* PROMPT: Every line of the records below that has the word "title" should be copied.

(Interface dataset entries)
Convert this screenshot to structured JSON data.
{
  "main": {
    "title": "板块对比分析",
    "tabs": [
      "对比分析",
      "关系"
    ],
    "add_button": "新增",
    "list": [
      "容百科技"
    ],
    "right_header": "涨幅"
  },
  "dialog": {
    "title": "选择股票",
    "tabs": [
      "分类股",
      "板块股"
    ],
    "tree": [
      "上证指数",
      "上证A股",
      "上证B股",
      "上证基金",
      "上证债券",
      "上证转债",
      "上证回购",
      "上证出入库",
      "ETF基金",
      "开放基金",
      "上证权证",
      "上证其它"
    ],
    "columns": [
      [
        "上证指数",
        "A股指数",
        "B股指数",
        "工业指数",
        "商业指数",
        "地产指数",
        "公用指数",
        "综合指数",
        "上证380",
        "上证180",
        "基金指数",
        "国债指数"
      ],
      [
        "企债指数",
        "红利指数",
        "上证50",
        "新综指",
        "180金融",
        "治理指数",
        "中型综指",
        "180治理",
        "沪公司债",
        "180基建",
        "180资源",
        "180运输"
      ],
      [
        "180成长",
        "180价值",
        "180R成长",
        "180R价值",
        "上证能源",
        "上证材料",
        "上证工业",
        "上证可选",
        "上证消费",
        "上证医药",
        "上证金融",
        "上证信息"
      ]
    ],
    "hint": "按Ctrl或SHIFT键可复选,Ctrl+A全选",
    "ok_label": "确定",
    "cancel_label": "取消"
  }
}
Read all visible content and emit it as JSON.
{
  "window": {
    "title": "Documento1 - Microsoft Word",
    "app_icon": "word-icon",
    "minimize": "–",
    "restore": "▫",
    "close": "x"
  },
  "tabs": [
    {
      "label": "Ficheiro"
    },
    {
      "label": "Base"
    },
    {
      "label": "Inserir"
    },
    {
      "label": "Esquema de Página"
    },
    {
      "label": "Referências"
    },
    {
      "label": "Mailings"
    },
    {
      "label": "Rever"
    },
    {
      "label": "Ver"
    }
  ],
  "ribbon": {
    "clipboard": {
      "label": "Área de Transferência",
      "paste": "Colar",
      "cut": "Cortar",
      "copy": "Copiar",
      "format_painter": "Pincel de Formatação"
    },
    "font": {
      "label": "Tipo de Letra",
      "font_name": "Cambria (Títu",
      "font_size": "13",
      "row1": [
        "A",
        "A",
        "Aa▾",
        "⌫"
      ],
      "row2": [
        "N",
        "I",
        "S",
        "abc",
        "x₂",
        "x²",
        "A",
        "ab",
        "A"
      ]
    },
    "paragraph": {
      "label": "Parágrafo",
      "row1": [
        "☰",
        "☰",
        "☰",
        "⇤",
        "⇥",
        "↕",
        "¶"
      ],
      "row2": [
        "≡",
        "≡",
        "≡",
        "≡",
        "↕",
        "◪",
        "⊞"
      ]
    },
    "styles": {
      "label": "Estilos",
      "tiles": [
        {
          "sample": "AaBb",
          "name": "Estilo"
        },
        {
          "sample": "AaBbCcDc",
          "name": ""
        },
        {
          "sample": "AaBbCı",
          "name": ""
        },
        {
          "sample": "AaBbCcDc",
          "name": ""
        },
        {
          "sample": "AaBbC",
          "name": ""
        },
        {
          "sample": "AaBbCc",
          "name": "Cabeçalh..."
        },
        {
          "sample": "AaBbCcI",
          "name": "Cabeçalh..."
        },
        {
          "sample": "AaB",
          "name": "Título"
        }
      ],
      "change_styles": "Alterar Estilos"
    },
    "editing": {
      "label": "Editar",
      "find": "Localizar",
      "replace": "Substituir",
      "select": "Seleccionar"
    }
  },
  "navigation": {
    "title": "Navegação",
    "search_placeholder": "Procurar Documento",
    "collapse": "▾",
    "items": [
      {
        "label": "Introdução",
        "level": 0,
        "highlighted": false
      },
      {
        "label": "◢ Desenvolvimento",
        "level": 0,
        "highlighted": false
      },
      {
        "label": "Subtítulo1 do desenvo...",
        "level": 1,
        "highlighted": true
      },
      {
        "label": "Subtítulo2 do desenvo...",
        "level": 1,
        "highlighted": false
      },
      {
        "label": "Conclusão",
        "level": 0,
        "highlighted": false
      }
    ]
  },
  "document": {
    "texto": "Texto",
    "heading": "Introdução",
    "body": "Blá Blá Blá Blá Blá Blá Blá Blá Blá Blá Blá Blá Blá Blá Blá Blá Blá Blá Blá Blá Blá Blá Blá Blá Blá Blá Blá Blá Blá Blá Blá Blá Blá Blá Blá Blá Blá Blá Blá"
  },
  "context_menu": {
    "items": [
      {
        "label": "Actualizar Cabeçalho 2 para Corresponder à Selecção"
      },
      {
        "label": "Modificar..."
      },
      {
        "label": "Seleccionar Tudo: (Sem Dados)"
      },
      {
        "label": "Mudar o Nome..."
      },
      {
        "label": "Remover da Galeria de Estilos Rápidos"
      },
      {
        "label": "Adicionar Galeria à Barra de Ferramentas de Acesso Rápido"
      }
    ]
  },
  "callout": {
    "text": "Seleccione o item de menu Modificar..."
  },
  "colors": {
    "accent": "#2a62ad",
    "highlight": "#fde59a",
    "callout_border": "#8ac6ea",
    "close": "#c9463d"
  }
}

* OUTPUT FOR THIS EXERCISE:
    "title": "板块对比分析",
    "title": "选择股票",
    "title": "Documento1 - Microsoft Word",
    "title": "Navegação",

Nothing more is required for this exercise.